What you are asked to do:
Scan the entries below for "service" and copy each line that holds it.

Records for processing:
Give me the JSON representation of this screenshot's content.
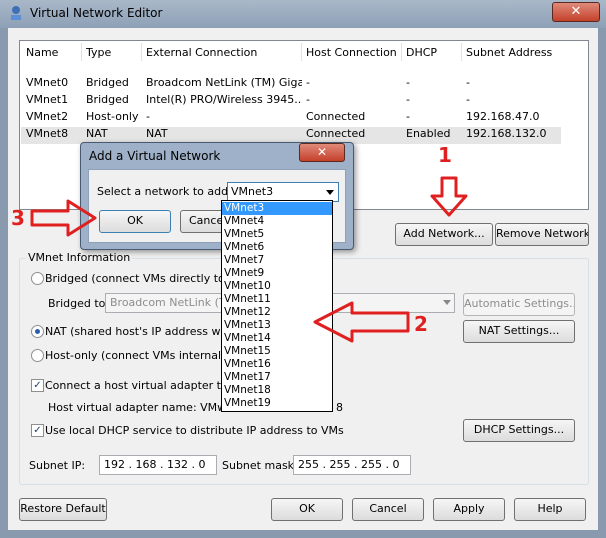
{
  "window": {
    "title": "Virtual Network Editor",
    "close_glyph": "✕"
  },
  "networks": {
    "headers": [
      "Name",
      "Type",
      "External Connection",
      "Host Connection",
      "DHCP",
      "Subnet Address"
    ],
    "rows": [
      [
        "VMnet0",
        "Bridged",
        "Broadcom NetLink (TM) Giga...",
        "-",
        "-",
        "-"
      ],
      [
        "VMnet1",
        "Bridged",
        "Intel(R) PRO/Wireless 3945...",
        "-",
        "-",
        "-"
      ],
      [
        "VMnet2",
        "Host-only",
        "-",
        "Connected",
        "-",
        "192.168.47.0"
      ],
      [
        "VMnet8",
        "NAT",
        "NAT",
        "Connected",
        "Enabled",
        "192.168.132.0"
      ]
    ]
  },
  "buttons": {
    "add_network": "Add Network...",
    "remove_network": "Remove Network",
    "automatic_settings": "Automatic Settings...",
    "nat_settings": "NAT Settings...",
    "dhcp_settings": "DHCP Settings...",
    "restore_default": "Restore Default",
    "ok": "OK",
    "cancel": "Cancel",
    "apply": "Apply",
    "help": "Help"
  },
  "vmnet_info": {
    "group_label": "VMnet Information",
    "bridged_label": "Bridged (connect VMs directly to the",
    "bridged_to_label": "Bridged to:",
    "bridged_to_value": "Broadcom NetLink (TM)",
    "nat_label": "NAT (shared host's IP address with V",
    "hostonly_label": "Host-only (connect VMs internally in a",
    "connect_adapter_label": "Connect a host virtual adapter to thi",
    "adapter_name_prefix": "Host virtual adapter name: VMware",
    "adapter_name_suffix": "8",
    "dhcp_label": "Use local DHCP service to distribute IP address to VMs",
    "subnet_ip_label": "Subnet IP:",
    "subnet_ip": "192 . 168 . 132 .  0",
    "subnet_mask_label": "Subnet mask:",
    "subnet_mask": "255 . 255 . 255 .  0"
  },
  "dialog": {
    "title": "Add a Virtual Network",
    "close_glyph": "✕",
    "select_label": "Select a network to add:",
    "selected": "VMnet3",
    "ok": "OK",
    "cancel": "Cancel",
    "options": [
      "VMnet3",
      "VMnet4",
      "VMnet5",
      "VMnet6",
      "VMnet7",
      "VMnet9",
      "VMnet10",
      "VMnet11",
      "VMnet12",
      "VMnet13",
      "VMnet14",
      "VMnet15",
      "VMnet16",
      "VMnet17",
      "VMnet18",
      "VMnet19"
    ]
  },
  "annotations": {
    "one": "1",
    "two": "2",
    "three": "3",
    "color": "#e02020"
  }
}
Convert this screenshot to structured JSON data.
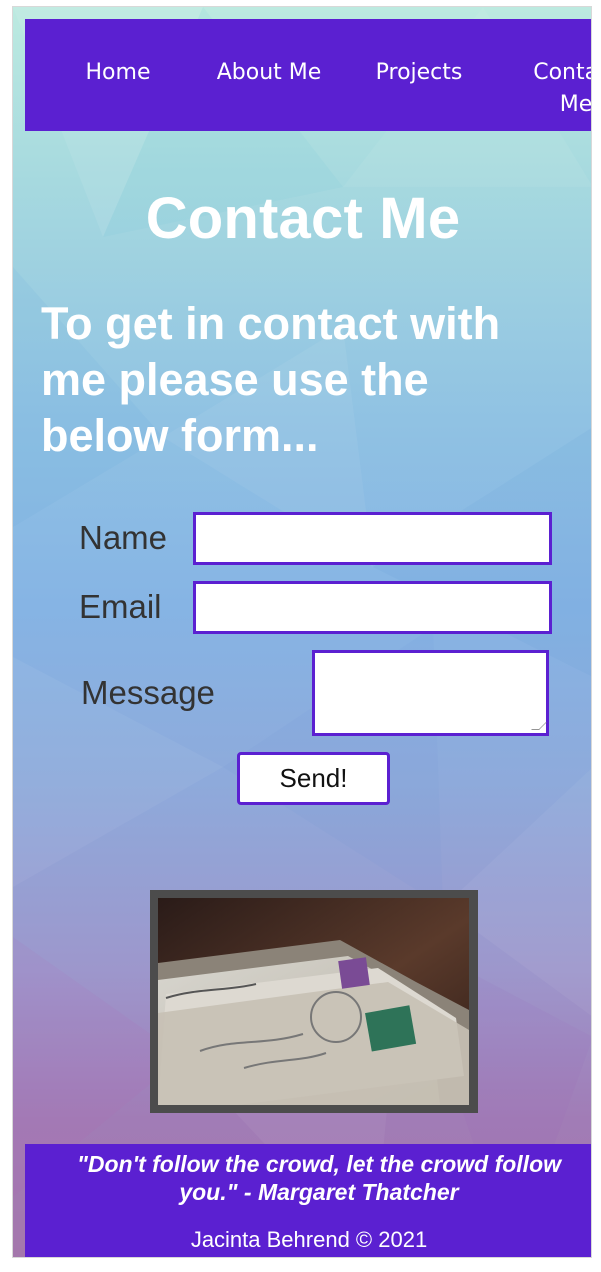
{
  "nav": {
    "home": "Home",
    "about": "About Me",
    "projects": "Projects",
    "contact": "Contact Me"
  },
  "page": {
    "title": "Contact Me",
    "intro": "To get in contact with me please use the below form..."
  },
  "form": {
    "name_label": "Name",
    "email_label": "Email",
    "message_label": "Message",
    "name_value": "",
    "email_value": "",
    "message_value": "",
    "send_label": "Send!"
  },
  "footer": {
    "quote": "\"Don't follow the crowd, let the crowd follow you.\" - Margaret Thatcher",
    "copyright": "Jacinta Behrend © 2021"
  },
  "colors": {
    "accent": "#5b20d1",
    "text_light": "#ffffff",
    "text_dark": "#333333"
  },
  "icons": {
    "resize": "resize-handle-icon",
    "photo": "letters-photo-icon"
  }
}
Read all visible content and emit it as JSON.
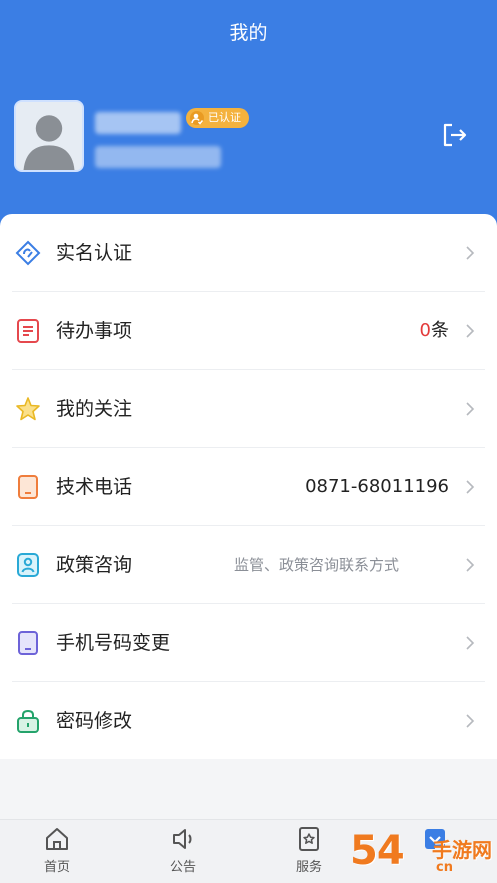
{
  "header": {
    "title": "我的"
  },
  "profile": {
    "badge_label": "已认证"
  },
  "menu": [
    {
      "label": "实名认证",
      "icon": "verify-icon"
    },
    {
      "label": "待办事项",
      "icon": "todo-icon",
      "count": "0",
      "unit": "条"
    },
    {
      "label": "我的关注",
      "icon": "star-icon"
    },
    {
      "label": "技术电话",
      "icon": "phone-icon",
      "value": "0871-68011196"
    },
    {
      "label": "政策咨询",
      "icon": "contact-icon",
      "hint": "监管、政策咨询联系方式"
    },
    {
      "label": "手机号码变更",
      "icon": "mobile-icon"
    },
    {
      "label": "密码修改",
      "icon": "lock-icon"
    }
  ],
  "tabs": [
    {
      "label": "首页",
      "icon": "home-icon"
    },
    {
      "label": "公告",
      "icon": "speaker-icon"
    },
    {
      "label": "服务",
      "icon": "service-icon"
    },
    {
      "label": "",
      "icon": "mine-icon"
    }
  ],
  "watermark": {
    "number": "54",
    "text": "手游网",
    "url": "cn"
  },
  "colors": {
    "primary": "#3b7ee4",
    "badge": "#f4b23e",
    "count": "#e33b3b"
  }
}
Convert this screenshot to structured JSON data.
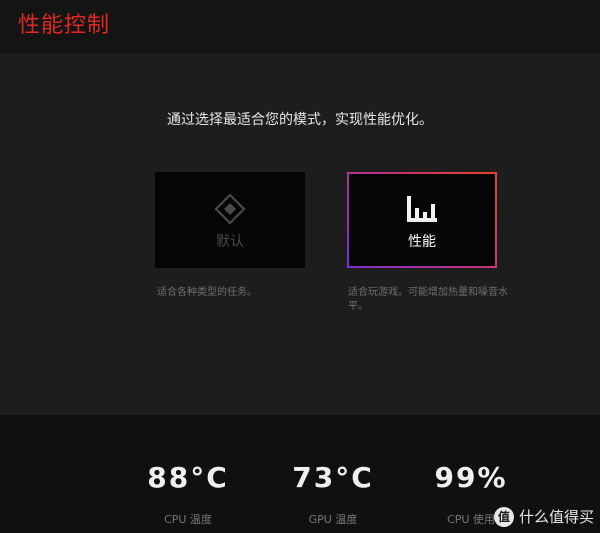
{
  "header": {
    "title": "性能控制"
  },
  "main": {
    "subtitle": "通过选择最适合您的模式，实现性能优化。",
    "modes": [
      {
        "id": "default",
        "label": "默认",
        "icon": "diamond-icon",
        "description": "适合各种类型的任务。",
        "selected": false
      },
      {
        "id": "performance",
        "label": "性能",
        "icon": "bar-levels-icon",
        "description": "适合玩游戏。可能增加热量和噪音水平。",
        "selected": true
      }
    ]
  },
  "stats": [
    {
      "value": "88°C",
      "label": "CPU 温度"
    },
    {
      "value": "73°C",
      "label": "GPU 温度"
    },
    {
      "value": "99%",
      "label": "CPU 使用"
    }
  ],
  "watermark": {
    "badge": "值",
    "text": "什么值得买"
  },
  "colors": {
    "title": "#e0281f",
    "accent_start": "#7b2fd0",
    "accent_end": "#e8422a"
  }
}
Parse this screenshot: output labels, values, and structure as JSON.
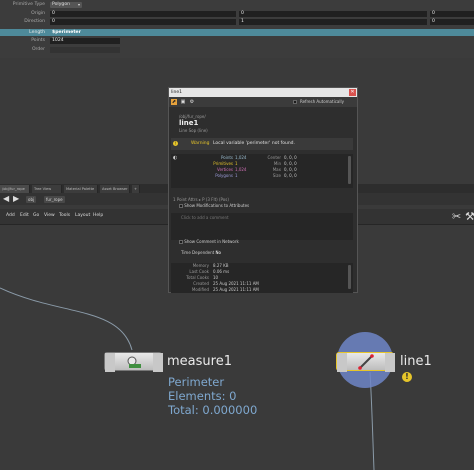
{
  "params": {
    "primitive_type": {
      "label": "Primitive Type",
      "value": "Polygon"
    },
    "origin": {
      "label": "Origin",
      "values": [
        "0",
        "0",
        "0"
      ]
    },
    "direction": {
      "label": "Direction",
      "values": [
        "0",
        "1",
        "0"
      ]
    },
    "length": {
      "label": "Length",
      "value": "$perimeter"
    },
    "points": {
      "label": "Points",
      "value": "1024"
    },
    "order": {
      "label": "Order"
    }
  },
  "tabs": [
    "/obj/fur_rope",
    "Tree View",
    "Material Palette",
    "Asset Browser",
    "+"
  ],
  "path": {
    "obj": "obj",
    "node": "fur_rope"
  },
  "menubar": [
    "Add",
    "Edit",
    "Go",
    "View",
    "Tools",
    "Layout",
    "Help"
  ],
  "info": {
    "window_title": "line1",
    "refresh_label": "Refresh Automatically",
    "node_path": "/obj/fur_rope/",
    "node_name": "line1",
    "node_type": "Line Sop (line)",
    "warning_label": "Warning",
    "warning_text": "Local variable 'perimeter' not found.",
    "stats_left": [
      {
        "key": "Points",
        "value": "1,024"
      },
      {
        "key": "Primitives",
        "value": "1"
      },
      {
        "key": "Vertices",
        "value": "1,024"
      },
      {
        "key": "Polygons",
        "value": "1"
      }
    ],
    "stats_right": [
      {
        "key": "Center",
        "value": "0, 0, 0"
      },
      {
        "key": "Min",
        "value": "0, 0, 0"
      },
      {
        "key": "Max",
        "value": "0, 0, 0"
      },
      {
        "key": "Size",
        "value": "0, 0, 0"
      }
    ],
    "point_attrs": "1 Point Attrs  ▸  P  (3 Flt)  (Pos)",
    "show_modifications": "Show Modifications to Attributes",
    "comment_placeholder": "Click to add a comment",
    "show_comment": "Show Comment in Network",
    "time_dependent_label": "Time Dependent",
    "time_dependent_value": "No",
    "meta": [
      {
        "key": "Memory",
        "value": "8.27 KB"
      },
      {
        "key": "Last Cook",
        "value": "0.06 ms"
      },
      {
        "key": "Total Cooks",
        "value": "10"
      },
      {
        "key": "Created",
        "value": "25 Aug 2021 11:11 AM"
      },
      {
        "key": "Modified",
        "value": "25 Aug 2021 11:11 AM"
      }
    ]
  },
  "nodes": {
    "measure": {
      "name": "measure1",
      "info_lines": [
        "Perimeter",
        "Elements: 0",
        "Total: 0.000000"
      ]
    },
    "line": {
      "name": "line1",
      "warning_badge": "!"
    }
  },
  "colors": {
    "accent_teal": "#4e8a9a",
    "warning_yellow": "#e6c52a",
    "info_blue": "#7fa8cf",
    "selection_ring": "#6e86c8"
  },
  "icons": [
    "pin-icon",
    "refresh-icon",
    "gear-icon",
    "warning-icon",
    "back-arrow-icon",
    "forward-arrow-icon",
    "wrench-icon",
    "tools-icon",
    "close-icon"
  ]
}
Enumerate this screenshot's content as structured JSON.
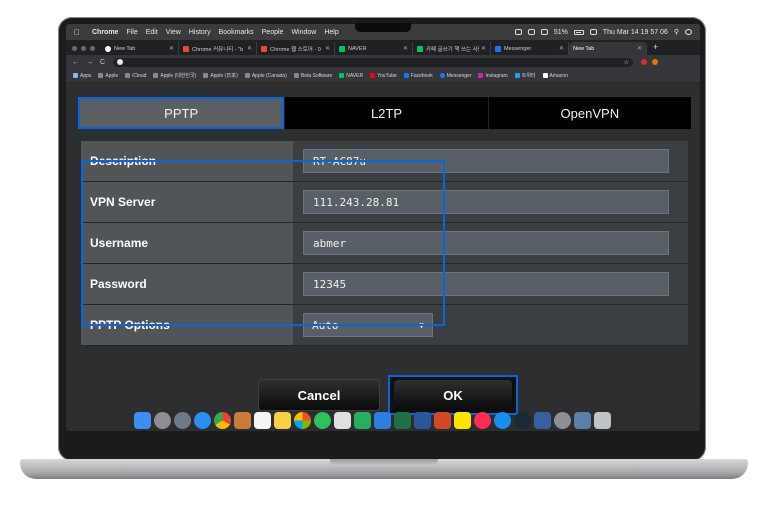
{
  "menubar": {
    "app": "Chrome",
    "items": [
      "File",
      "Edit",
      "View",
      "History",
      "Bookmarks",
      "People",
      "Window",
      "Help"
    ],
    "battery": "51%",
    "clock": "Thu Mar 14  19 57 06"
  },
  "browser_tabs": [
    {
      "title": "New Tab",
      "color": "#ffffff"
    },
    {
      "title": "Chrome 커뮤니티 - \"b",
      "color": "#e34b3c"
    },
    {
      "title": "Chrome 웹 스토어 - 0",
      "color": "#e34b3c"
    },
    {
      "title": "NAVER",
      "color": "#03c75a"
    },
    {
      "title": "카페 글쓰기 책 쓰는 사람",
      "color": "#03c75a"
    },
    {
      "title": "Messenger",
      "color": "#1877f2"
    },
    {
      "title": "New Tab",
      "color": "#888888",
      "active": true
    }
  ],
  "bookmarks": [
    {
      "label": "Apps",
      "color": "#8ab4f8"
    },
    {
      "label": "Apple",
      "color": "#aaaaaa"
    },
    {
      "label": "iCloud",
      "color": "#aaaaaa"
    },
    {
      "label": "Apple (대한민국)",
      "color": "#aaaaaa"
    },
    {
      "label": "Apple (日本)",
      "color": "#aaaaaa"
    },
    {
      "label": "Apple (Canada)",
      "color": "#aaaaaa"
    },
    {
      "label": "Beta Software",
      "color": "#aaaaaa"
    },
    {
      "label": "NAVER",
      "color": "#03c75a"
    },
    {
      "label": "YouTube",
      "color": "#ff0000"
    },
    {
      "label": "Facebook",
      "color": "#1877f2"
    },
    {
      "label": "Messenger",
      "color": "#1877f2"
    },
    {
      "label": "Instagram",
      "color": "#d6249f"
    },
    {
      "label": "트위터",
      "color": "#1da1f2"
    },
    {
      "label": "Amazon",
      "color": "#ffffff"
    }
  ],
  "vpn_tabs": [
    {
      "label": "PPTP",
      "active": true
    },
    {
      "label": "L2TP",
      "active": false
    },
    {
      "label": "OpenVPN",
      "active": false
    }
  ],
  "form": {
    "description_label": "Description",
    "description_value": "RT-AC87u",
    "server_label": "VPN Server",
    "server_value": "111.243.28.81",
    "username_label": "Username",
    "username_value": "abmer",
    "password_label": "Password",
    "password_value": "12345",
    "options_label": "PPTP Options",
    "options_value": "Auto"
  },
  "buttons": {
    "cancel": "Cancel",
    "ok": "OK"
  },
  "colors": {
    "highlight": "#0a66d8",
    "label_bg": "#4f5559",
    "input_bg": "#596065"
  },
  "dock_icons": [
    "finder-icon",
    "launchpad-icon",
    "rocket-icon",
    "safari-icon",
    "chrome-icon",
    "photo-icon",
    "calendar-icon",
    "notes-icon",
    "photos-icon",
    "messages-icon",
    "script-icon",
    "numbers-icon",
    "keynote-icon",
    "excel-icon",
    "word-icon",
    "powerpoint-icon",
    "kakaotalk-icon",
    "music-icon",
    "appstore-icon",
    "steam-icon",
    "vpn-icon",
    "preferences-icon",
    "screen-icon",
    "trash-icon"
  ]
}
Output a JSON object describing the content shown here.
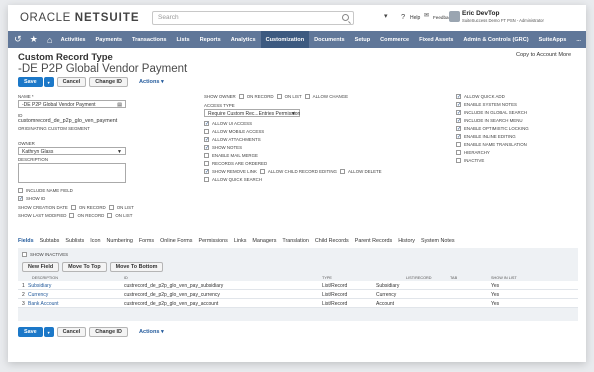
{
  "brand": {
    "oracle": "ORACLE",
    "netsuite": "NETSUITE"
  },
  "search": {
    "placeholder": "Search"
  },
  "header": {
    "help": "Help",
    "feedback": "Feedback",
    "user_name": "Eric DevTop",
    "user_sub": "SuiteSuccess Demo FT PSN - Administrator"
  },
  "nav": {
    "items": [
      "Activities",
      "Payments",
      "Transactions",
      "Lists",
      "Reports",
      "Analytics",
      "Customization",
      "Documents",
      "Setup",
      "Commerce",
      "Fixed Assets",
      "Admin & Controls (GRC)",
      "SuiteApps",
      "..."
    ],
    "active_index": 6
  },
  "page": {
    "title": "Custom Record Type",
    "record_name": "-DE P2P Global Vendor Payment",
    "copy_to_account": "Copy to Account",
    "more": "More"
  },
  "buttons": {
    "save": "Save",
    "cancel": "Cancel",
    "change_id": "Change ID",
    "actions": "Actions ▾"
  },
  "left": {
    "name_label": "NAME *",
    "name_value": "-DE P2P Global Vendor Payment",
    "id_label": "ID",
    "id_value": "customrecord_de_p2p_glo_ven_payment",
    "originating_label": "ORIGINATING CUSTOM SEGMENT",
    "owner_label": "OWNER",
    "owner_value": "Kathryn Glass",
    "description_label": "DESCRIPTION",
    "include_name": "INCLUDE NAME FIELD",
    "show_id": "SHOW ID",
    "show_creation": "SHOW CREATION DATE",
    "show_modified": "SHOW LAST MODIFIED",
    "on_record": "ON RECORD",
    "on_list": "ON LIST"
  },
  "mid": {
    "show_owner": "SHOW OWNER",
    "on_record": "ON RECORD",
    "on_list": "ON LIST",
    "allow_change": "ALLOW CHANGE",
    "access_label": "ACCESS TYPE",
    "access_value": "Require Custom Rec...Entries Permission",
    "checks": [
      {
        "label": "ALLOW UI ACCESS",
        "checked": true
      },
      {
        "label": "ALLOW MOBILE ACCESS",
        "checked": false
      },
      {
        "label": "ALLOW ATTACHMENTS",
        "checked": true
      },
      {
        "label": "SHOW NOTES",
        "checked": true
      },
      {
        "label": "ENABLE MAIL MERGE",
        "checked": false
      },
      {
        "label": "RECORDS ARE ORDERED",
        "checked": false
      }
    ],
    "show_remove": "SHOW REMOVE LINK",
    "child_edit": "ALLOW CHILD RECORD EDITING",
    "allow_delete": "ALLOW DELETE",
    "quick_search": "ALLOW QUICK SEARCH"
  },
  "right": {
    "checks": [
      {
        "label": "ALLOW QUICK ADD",
        "checked": true
      },
      {
        "label": "ENABLE SYSTEM NOTES",
        "checked": true
      },
      {
        "label": "INCLUDE IN GLOBAL SEARCH",
        "checked": true
      },
      {
        "label": "INCLUDE IN SEARCH MENU",
        "checked": true
      },
      {
        "label": "ENABLE OPTIMISTIC LOCKING",
        "checked": true
      },
      {
        "label": "ENABLE INLINE EDITING",
        "checked": true
      },
      {
        "label": "ENABLE NAME TRANSLATION",
        "checked": false
      },
      {
        "label": "HIERARCHY",
        "checked": false
      },
      {
        "label": "INACTIVE",
        "checked": false
      }
    ]
  },
  "tabs": [
    "Fields",
    "Subtabs",
    "Sublists",
    "Icon",
    "Numbering",
    "Forms",
    "Online Forms",
    "Permissions",
    "Links",
    "Managers",
    "Translation",
    "Child Records",
    "Parent Records",
    "History",
    "System Notes"
  ],
  "sublist": {
    "show_inactives": "SHOW INACTIVES",
    "new_field": "New Field",
    "move_top": "Move To Top",
    "move_bottom": "Move To Bottom",
    "headers": [
      "DESCRIPTION",
      "ID",
      "TYPE",
      "LIST/RECORD",
      "TAB",
      "SHOW IN LIST"
    ],
    "rows": [
      {
        "num": "1",
        "desc": "Subsidiary",
        "id": "custrecord_de_p2p_glo_ven_pay_subsidiary",
        "type": "List/Record",
        "list": "Subsidiary",
        "tab": "",
        "show": "Yes"
      },
      {
        "num": "2",
        "desc": "Currency",
        "id": "custrecord_de_p2p_glo_ven_pay_currency",
        "type": "List/Record",
        "list": "Currency",
        "tab": "",
        "show": "Yes"
      },
      {
        "num": "3",
        "desc": "Bank Account",
        "id": "custrecord_de_p2p_glo_ven_pay_account",
        "type": "List/Record",
        "list": "Account",
        "tab": "",
        "show": "Yes"
      }
    ]
  },
  "colors": {
    "nav": "#607799",
    "nav_active": "#3d5a80",
    "primary": "#1c78c8",
    "link": "#245b9c"
  }
}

Answer to this exercise:
    "dhcp_label": "Use local DHCP service to distribute IP address to VMs",
      "icon": "service-icon"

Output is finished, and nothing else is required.